Task requirements: Looking at the entries below, state how many lines contain the word "icons". Give the number alone.

Input records:
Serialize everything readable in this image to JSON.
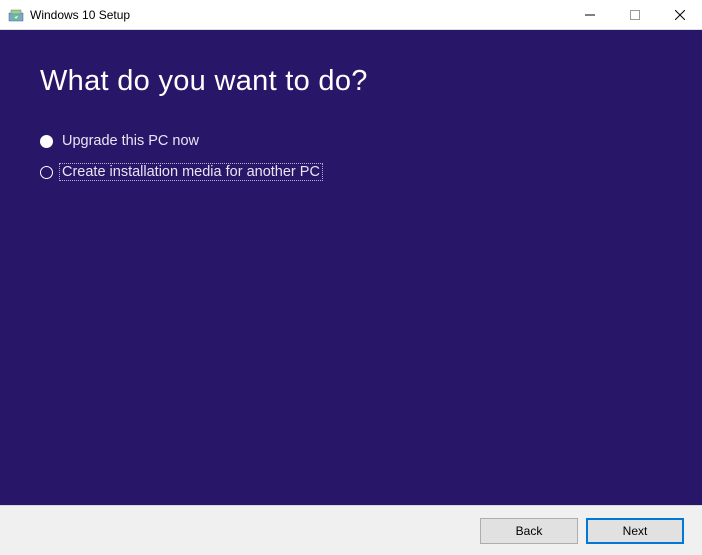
{
  "window": {
    "title": "Windows 10 Setup"
  },
  "content": {
    "heading": "What do you want to do?",
    "options": [
      {
        "label": "Upgrade this PC now",
        "selected": false
      },
      {
        "label": "Create installation media for another PC",
        "selected": true
      }
    ]
  },
  "footer": {
    "back": "Back",
    "next": "Next"
  }
}
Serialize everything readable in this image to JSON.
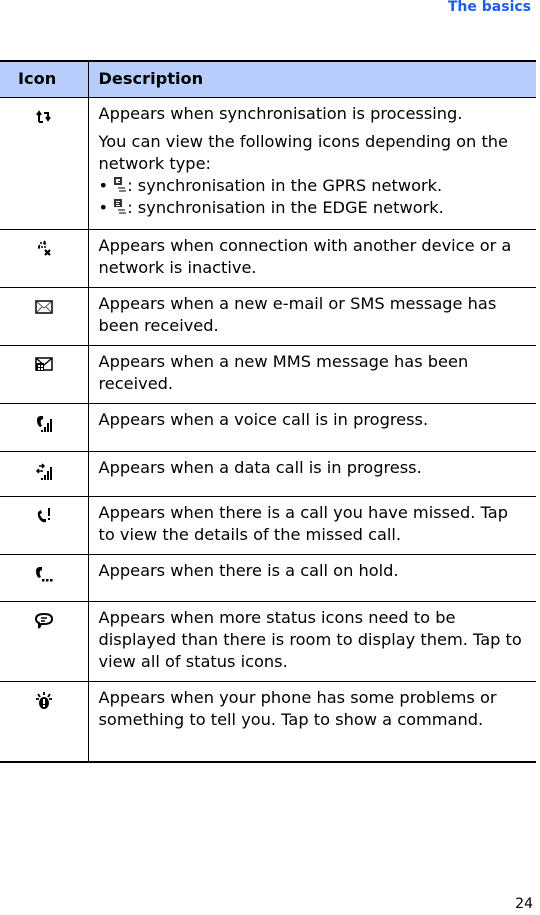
{
  "header": {
    "section_title": "The basics"
  },
  "table": {
    "columns": [
      "Icon",
      "Description"
    ],
    "rows": [
      {
        "icon": "sync-icon",
        "paragraphs": [
          "Appears when synchronisation is processing.",
          "You can view the following icons depending on the network type:"
        ],
        "bullets": [
          {
            "icon": "gprs-sync-icon",
            "text": ": synchronisation in the GPRS network."
          },
          {
            "icon": "edge-sync-icon",
            "text": ": synchronisation in the EDGE network."
          }
        ]
      },
      {
        "icon": "connection-inactive-icon",
        "paragraphs": [
          "Appears when connection with another device or a network is inactive."
        ]
      },
      {
        "icon": "envelope-icon",
        "paragraphs": [
          "Appears when a new e-mail or SMS message has been received."
        ]
      },
      {
        "icon": "mms-envelope-icon",
        "paragraphs": [
          "Appears when a new MMS message has been received."
        ]
      },
      {
        "icon": "voice-call-icon",
        "paragraphs": [
          "Appears when a voice call is in progress."
        ]
      },
      {
        "icon": "data-call-icon",
        "paragraphs": [
          "Appears when a data call is in progress."
        ]
      },
      {
        "icon": "missed-call-icon",
        "paragraphs": [
          "Appears when there is a call you have missed. Tap to view the details of the missed call."
        ]
      },
      {
        "icon": "call-on-hold-icon",
        "paragraphs": [
          "Appears when there is a call on hold."
        ]
      },
      {
        "icon": "more-status-icons-icon",
        "paragraphs": [
          "Appears when more status icons need to be displayed than there is room to display them. Tap to view all of status icons."
        ]
      },
      {
        "icon": "notification-icon",
        "paragraphs": [
          "Appears when your phone has some problems or something to tell you. Tap to show a command."
        ]
      }
    ]
  },
  "footer": {
    "page_number": "24"
  },
  "colors": {
    "title": "#1f5cf0",
    "header_bg": "#b7cdfb"
  }
}
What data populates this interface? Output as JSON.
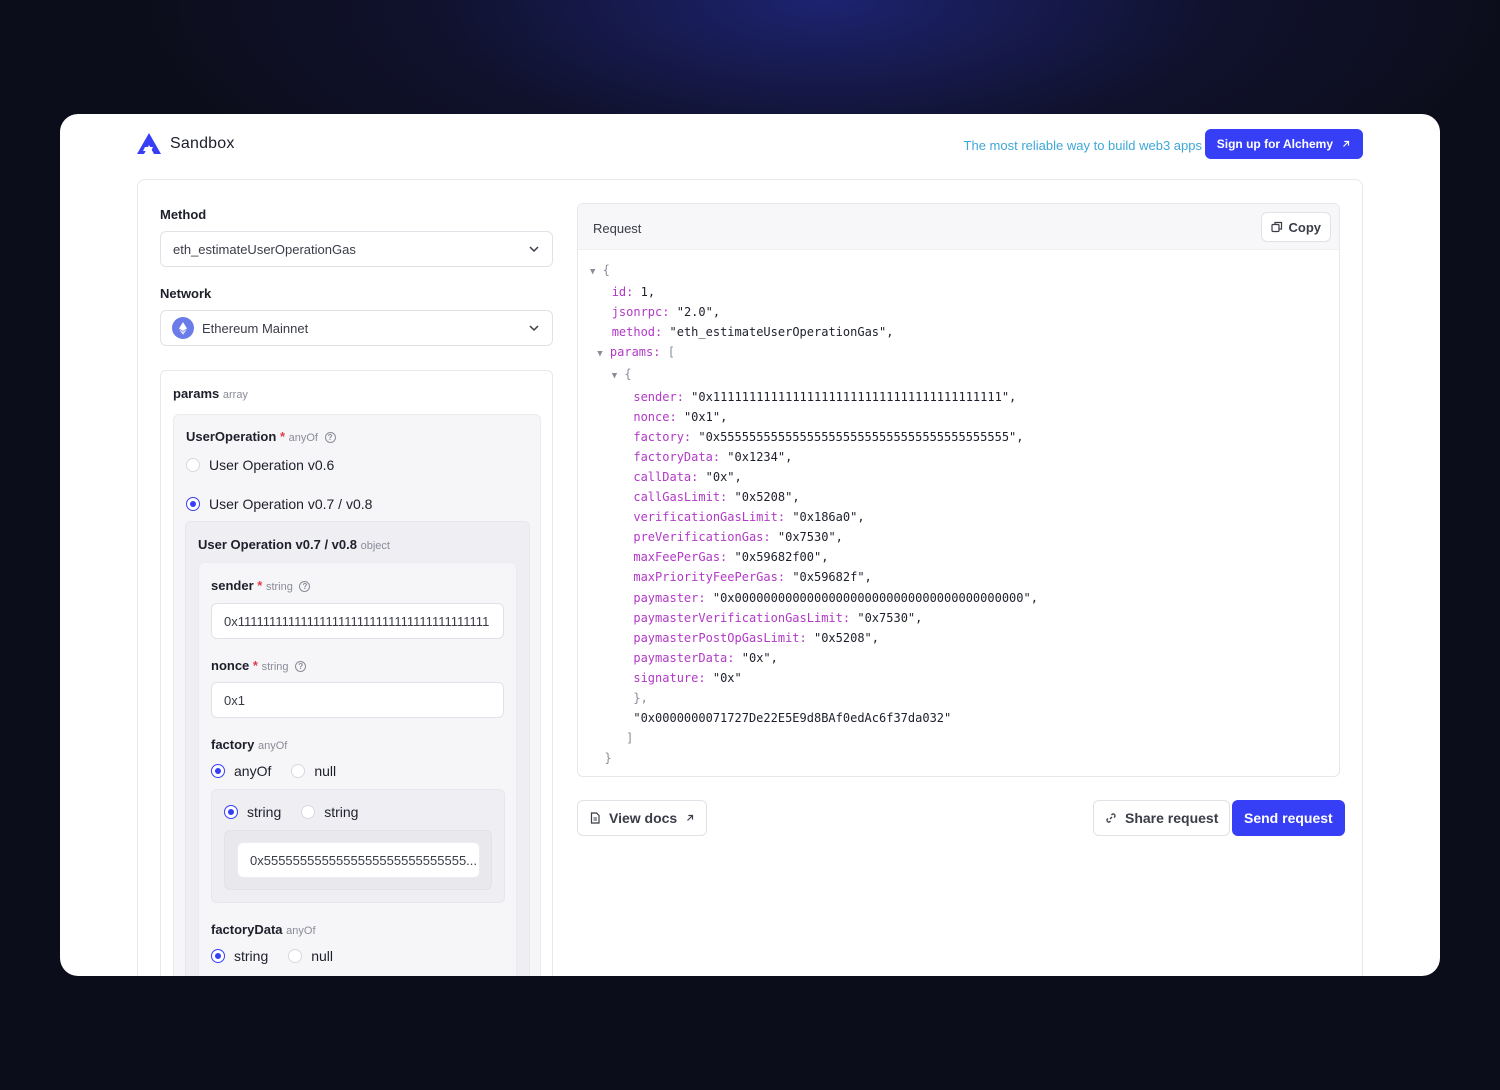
{
  "brand": {
    "name": "Sandbox"
  },
  "header": {
    "tagline": "The most reliable way to build web3 apps",
    "signup_label": "Sign up for Alchemy"
  },
  "method": {
    "label": "Method",
    "value": "eth_estimateUserOperationGas"
  },
  "network": {
    "label": "Network",
    "value": "Ethereum Mainnet"
  },
  "params": {
    "label": "params",
    "type": "array",
    "user_operation": {
      "label": "UserOperation",
      "required": "*",
      "type": "anyOf",
      "options": [
        "User Operation v0.6",
        "User Operation v0.7 / v0.8"
      ],
      "selected_title": "User Operation v0.7 / v0.8",
      "selected_type": "object",
      "sender": {
        "label": "sender",
        "required": "*",
        "type": "string",
        "value": "0x1111111111111111111111111111111111111111"
      },
      "nonce": {
        "label": "nonce",
        "required": "*",
        "type": "string",
        "value": "0x1"
      },
      "factory": {
        "label": "factory",
        "type": "anyOf",
        "options": [
          "anyOf",
          "null"
        ],
        "sub_options": [
          "string",
          "string"
        ],
        "value": "0x5555555555555555555555555555..."
      },
      "factoryData": {
        "label": "factoryData",
        "type": "anyOf",
        "options": [
          "string",
          "null"
        ]
      }
    }
  },
  "request": {
    "title": "Request",
    "copy_label": "Copy",
    "code": {
      "open": "{",
      "id_key": "id:",
      "id_val": "1,",
      "jsonrpc_key": "jsonrpc:",
      "jsonrpc_val": "\"2.0\",",
      "method_key": "method:",
      "method_val": "\"eth_estimateUserOperationGas\",",
      "params_key": "params:",
      "params_open": "[",
      "obj_open": "{",
      "fields": [
        {
          "k": "sender:",
          "v": "\"0x1111111111111111111111111111111111111111\","
        },
        {
          "k": "nonce:",
          "v": "\"0x1\","
        },
        {
          "k": "factory:",
          "v": "\"0x5555555555555555555555555555555555555555\","
        },
        {
          "k": "factoryData:",
          "v": "\"0x1234\","
        },
        {
          "k": "callData:",
          "v": "\"0x\","
        },
        {
          "k": "callGasLimit:",
          "v": "\"0x5208\","
        },
        {
          "k": "verificationGasLimit:",
          "v": "\"0x186a0\","
        },
        {
          "k": "preVerificationGas:",
          "v": "\"0x7530\","
        },
        {
          "k": "maxFeePerGas:",
          "v": "\"0x59682f00\","
        },
        {
          "k": "maxPriorityFeePerGas:",
          "v": "\"0x59682f\","
        },
        {
          "k": "paymaster:",
          "v": "\"0x0000000000000000000000000000000000000000\","
        },
        {
          "k": "paymasterVerificationGasLimit:",
          "v": "\"0x7530\","
        },
        {
          "k": "paymasterPostOpGasLimit:",
          "v": "\"0x5208\","
        },
        {
          "k": "paymasterData:",
          "v": "\"0x\","
        },
        {
          "k": "signature:",
          "v": "\"0x\""
        }
      ],
      "obj_close": "},",
      "entry_point": "\"0x0000000071727De22E5E9d8BAf0edAc6f37da032\"",
      "params_close": "]",
      "close": "}"
    }
  },
  "actions": {
    "view_docs": "View docs",
    "share": "Share request",
    "send": "Send request"
  },
  "colors": {
    "primary": "#363ff5",
    "accent_text": "#3ea7d8",
    "code_key": "#b239c7"
  },
  "icons": [
    "alchemy-logo-icon",
    "chevron-down-icon",
    "ethereum-icon",
    "help-icon",
    "copy-icon",
    "external-link-icon",
    "document-icon",
    "link-icon"
  ]
}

Response for this exercise: 4